[Excerpts from an interface dataset]
▬▬▬▬▬▬▬▬▬▬
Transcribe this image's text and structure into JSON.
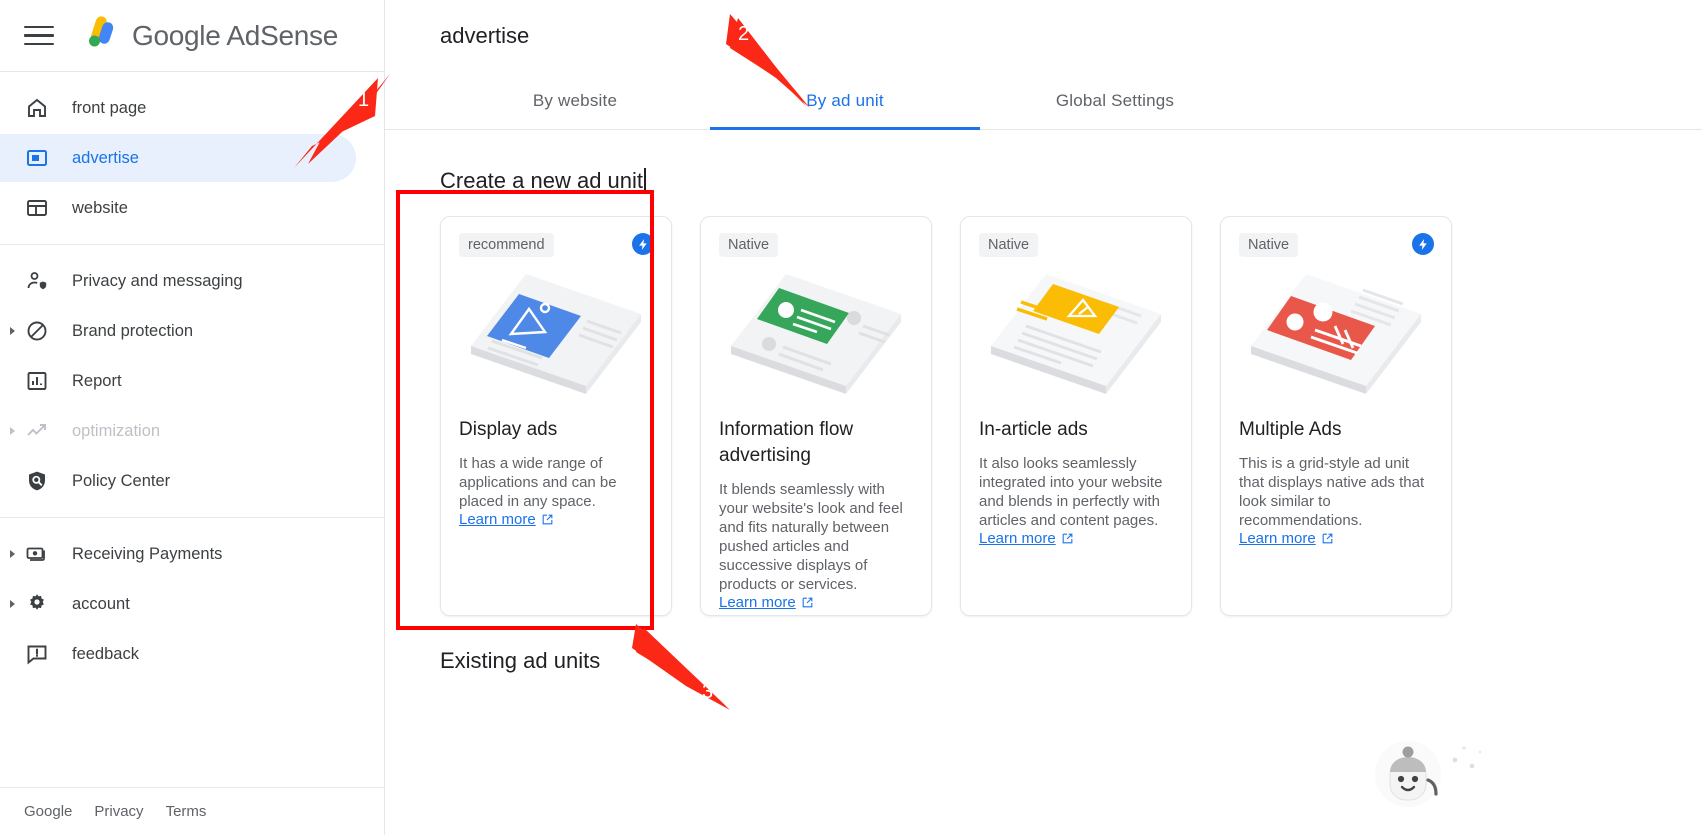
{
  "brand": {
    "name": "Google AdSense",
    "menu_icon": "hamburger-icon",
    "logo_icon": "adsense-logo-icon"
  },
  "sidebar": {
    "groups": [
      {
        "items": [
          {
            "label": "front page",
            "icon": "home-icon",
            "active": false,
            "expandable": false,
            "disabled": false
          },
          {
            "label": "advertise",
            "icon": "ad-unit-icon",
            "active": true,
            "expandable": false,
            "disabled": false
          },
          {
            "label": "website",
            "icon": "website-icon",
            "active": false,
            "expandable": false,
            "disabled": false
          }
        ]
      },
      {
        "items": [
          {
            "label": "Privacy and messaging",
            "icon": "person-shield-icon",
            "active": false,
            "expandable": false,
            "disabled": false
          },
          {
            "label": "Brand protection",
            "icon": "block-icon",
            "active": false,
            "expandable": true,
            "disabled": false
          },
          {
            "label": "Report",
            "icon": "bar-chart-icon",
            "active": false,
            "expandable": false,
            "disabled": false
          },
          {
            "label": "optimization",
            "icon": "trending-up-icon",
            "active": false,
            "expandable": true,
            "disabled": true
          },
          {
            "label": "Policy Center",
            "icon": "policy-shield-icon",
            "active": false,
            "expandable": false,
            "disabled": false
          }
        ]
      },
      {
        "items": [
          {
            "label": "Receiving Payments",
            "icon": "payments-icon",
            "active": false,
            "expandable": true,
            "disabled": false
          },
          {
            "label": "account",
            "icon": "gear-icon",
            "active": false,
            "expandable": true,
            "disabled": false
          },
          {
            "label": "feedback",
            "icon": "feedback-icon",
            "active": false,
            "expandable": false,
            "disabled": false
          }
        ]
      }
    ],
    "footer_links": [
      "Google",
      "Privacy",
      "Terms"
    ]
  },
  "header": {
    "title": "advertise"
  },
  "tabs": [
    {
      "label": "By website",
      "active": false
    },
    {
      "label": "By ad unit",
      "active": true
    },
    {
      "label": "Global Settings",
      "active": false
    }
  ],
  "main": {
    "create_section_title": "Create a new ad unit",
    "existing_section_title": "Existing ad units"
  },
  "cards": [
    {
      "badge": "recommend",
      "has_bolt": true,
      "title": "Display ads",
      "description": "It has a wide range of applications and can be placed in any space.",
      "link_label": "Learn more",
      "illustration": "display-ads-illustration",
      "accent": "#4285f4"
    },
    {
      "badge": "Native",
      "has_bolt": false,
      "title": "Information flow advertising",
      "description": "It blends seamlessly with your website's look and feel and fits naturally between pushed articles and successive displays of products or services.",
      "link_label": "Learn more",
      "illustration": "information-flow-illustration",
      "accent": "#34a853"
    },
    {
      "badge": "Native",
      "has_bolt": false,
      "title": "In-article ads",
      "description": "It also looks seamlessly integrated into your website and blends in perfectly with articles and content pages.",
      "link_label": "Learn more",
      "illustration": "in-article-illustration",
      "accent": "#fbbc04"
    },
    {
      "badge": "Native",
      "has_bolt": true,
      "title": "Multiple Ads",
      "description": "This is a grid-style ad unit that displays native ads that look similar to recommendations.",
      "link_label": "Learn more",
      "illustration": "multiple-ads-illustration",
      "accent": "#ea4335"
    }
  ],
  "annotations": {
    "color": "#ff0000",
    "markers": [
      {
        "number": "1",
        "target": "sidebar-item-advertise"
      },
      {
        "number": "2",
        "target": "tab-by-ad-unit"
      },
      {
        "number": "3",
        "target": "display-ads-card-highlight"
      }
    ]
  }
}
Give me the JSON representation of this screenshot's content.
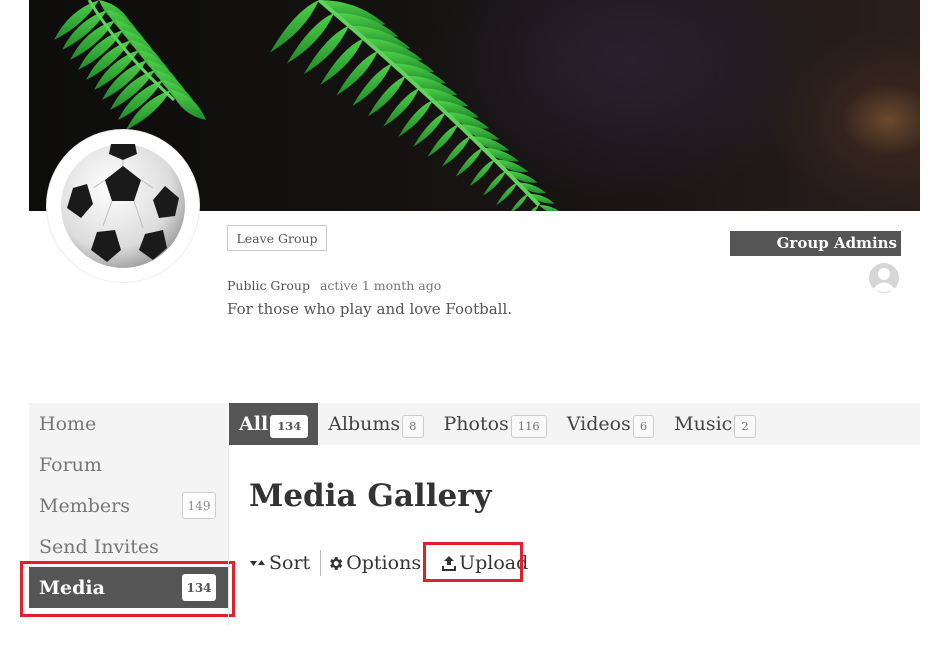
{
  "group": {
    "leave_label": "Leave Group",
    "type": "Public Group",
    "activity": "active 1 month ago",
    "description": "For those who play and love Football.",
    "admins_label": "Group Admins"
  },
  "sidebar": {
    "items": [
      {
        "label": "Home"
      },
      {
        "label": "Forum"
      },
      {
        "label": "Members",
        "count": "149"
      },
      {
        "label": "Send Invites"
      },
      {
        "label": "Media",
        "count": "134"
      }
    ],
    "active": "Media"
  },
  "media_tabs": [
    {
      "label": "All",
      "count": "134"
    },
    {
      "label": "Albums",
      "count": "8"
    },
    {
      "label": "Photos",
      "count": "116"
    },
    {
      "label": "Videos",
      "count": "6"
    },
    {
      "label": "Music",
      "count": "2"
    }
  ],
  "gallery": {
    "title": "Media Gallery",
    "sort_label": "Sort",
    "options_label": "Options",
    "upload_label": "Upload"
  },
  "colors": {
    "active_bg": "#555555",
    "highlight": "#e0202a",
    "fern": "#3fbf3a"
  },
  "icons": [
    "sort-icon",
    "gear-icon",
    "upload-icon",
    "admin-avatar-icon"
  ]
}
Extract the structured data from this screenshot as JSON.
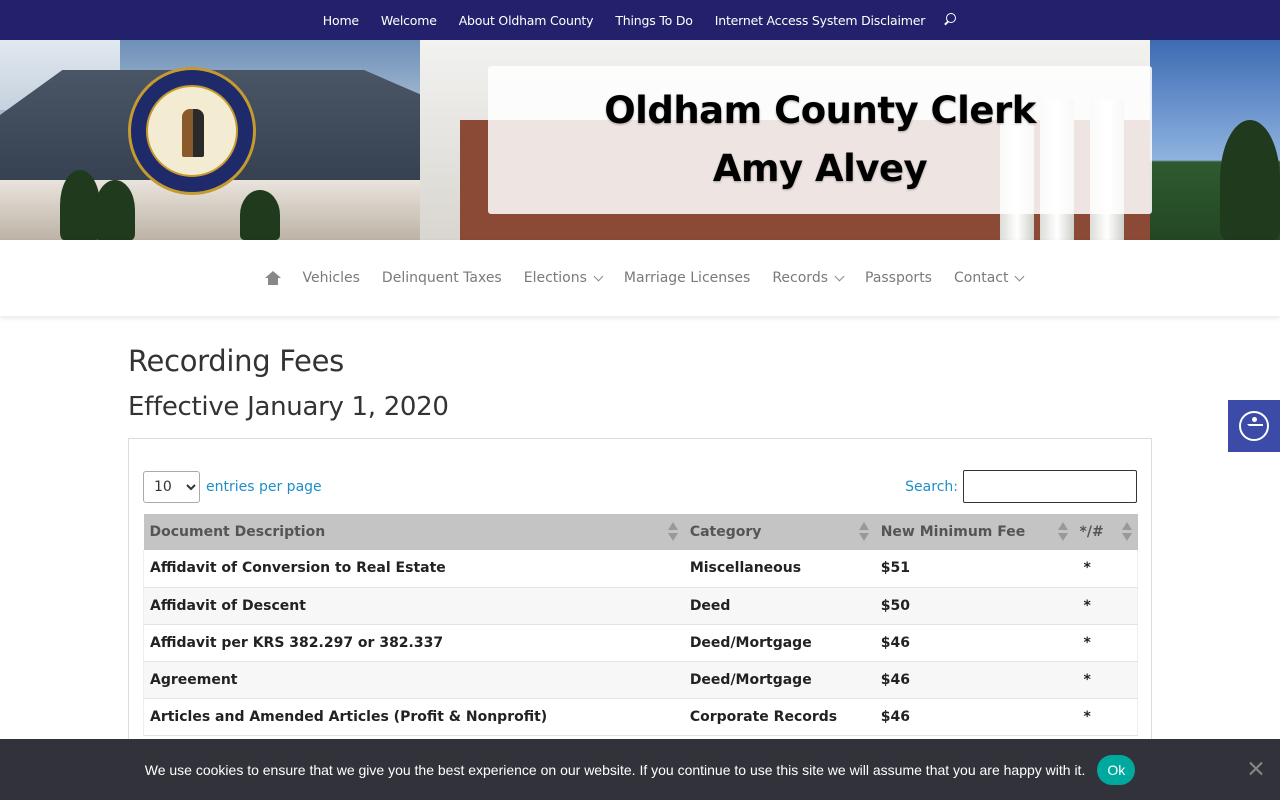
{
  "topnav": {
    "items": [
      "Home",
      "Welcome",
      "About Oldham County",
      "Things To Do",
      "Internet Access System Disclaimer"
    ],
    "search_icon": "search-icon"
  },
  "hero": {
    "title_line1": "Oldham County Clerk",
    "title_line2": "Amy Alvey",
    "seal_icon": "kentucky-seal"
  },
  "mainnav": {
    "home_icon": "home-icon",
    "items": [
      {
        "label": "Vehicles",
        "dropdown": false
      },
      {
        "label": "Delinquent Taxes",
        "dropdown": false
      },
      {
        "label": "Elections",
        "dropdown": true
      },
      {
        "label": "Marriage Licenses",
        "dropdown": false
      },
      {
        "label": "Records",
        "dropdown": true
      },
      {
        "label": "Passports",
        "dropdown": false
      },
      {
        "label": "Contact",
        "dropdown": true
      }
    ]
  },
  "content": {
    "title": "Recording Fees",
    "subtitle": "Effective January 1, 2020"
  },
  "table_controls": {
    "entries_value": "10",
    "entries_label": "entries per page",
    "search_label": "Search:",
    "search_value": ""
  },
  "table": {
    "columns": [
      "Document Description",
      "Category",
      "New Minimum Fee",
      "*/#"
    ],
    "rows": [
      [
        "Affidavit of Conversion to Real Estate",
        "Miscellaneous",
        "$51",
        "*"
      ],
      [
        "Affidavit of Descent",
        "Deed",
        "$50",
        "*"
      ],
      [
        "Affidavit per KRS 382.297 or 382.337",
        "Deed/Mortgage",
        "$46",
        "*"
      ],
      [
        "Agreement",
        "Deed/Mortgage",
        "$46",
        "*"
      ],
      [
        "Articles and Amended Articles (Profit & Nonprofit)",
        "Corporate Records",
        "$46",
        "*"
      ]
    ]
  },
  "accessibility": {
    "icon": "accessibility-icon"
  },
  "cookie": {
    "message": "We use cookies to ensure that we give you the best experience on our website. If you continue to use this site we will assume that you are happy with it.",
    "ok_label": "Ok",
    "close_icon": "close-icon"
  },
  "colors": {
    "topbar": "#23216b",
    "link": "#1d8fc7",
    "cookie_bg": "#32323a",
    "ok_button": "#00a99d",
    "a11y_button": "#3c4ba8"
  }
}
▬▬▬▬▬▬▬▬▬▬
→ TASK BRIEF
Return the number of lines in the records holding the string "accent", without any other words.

→ ANSWER TO THIS EXERCISE
4